The halal industry offers opportunities for cold chain logistics as most of the food products have shorter shelf lives, yet the quality of local cold chain infrastructure varies widely throughout the region.
Supporting with cold storage
Where localised convenience is increasingly important, scaling up capacity for temperature-controlled storage in multiple locations is key.
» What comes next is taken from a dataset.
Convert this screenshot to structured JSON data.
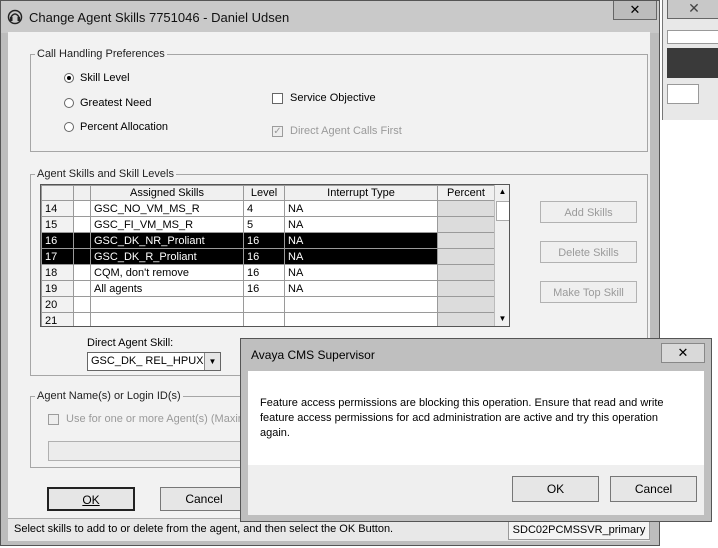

In places where there is less cold chain infrastructure readily available, there is even more of a need.
Although India and China alone account for 42 per cent of the cold storage capacity worldwide, the availability of cold storage per urban resident in both countries is significantly below the levels in America and Britain .
Convenience, fresh food, pharmaceutical storage and other cold chain applications are driving demand for storage, yet it is often perceived as a high cost, complex solution to install . The team at Dawsongroup TCS don’t believe it needs to be that way though.
Flexible and affordable cold storage
The Dawsongroup TCS POLARºSTORE™ modular cold storage range offers that vital agility that food producers, supermarkets and their supply chains need to stay ahead of the game. Designed to be cost-effective, reliable and sustainable, these portable complexes offer a flexible and adaptable temperature-controlled solution to cold chain and logistics for grocery and food distribution businesses of every size.
Supplied on a sale or rental basis, POLARºSTORE™ modular units help ensure plans can be adapted and changes implemented with minimal disruption, whether it’s increasing storage space in the future or adding a temporary loading dock to provide cold chain integrity throughout the whole transportation process.
A bespoke temperature-controlled solution
Committed to working with our customers to find the best bespoke refrigeration solution for their needs, the Dawsongroup TCS team were recently able to support a thermal packaging specialist in South Africa to quickly and effectively implement passive cooling without large capital outlay. The combination of 20ft and 40ft POLARºSTORE™ cold room units on a long term lease have allowed them to offer maximum scalability, capable of interacting with their own products and efficiently altering temperatures.
They know that by working with us they are getting the support, skills, knowledge and expertise of our 30 years’ experience within the cold storage sector.
So, with the consumer landscape altered indefinitely and the continuing demand for online convenience showing no sign of slowing down, shrewd businesses need to be poised for change – and we’re primed to help them.
For more details about Dawsongroup | globaltemperature control solutions visit: https://www.dgglobal.org/polarstore/.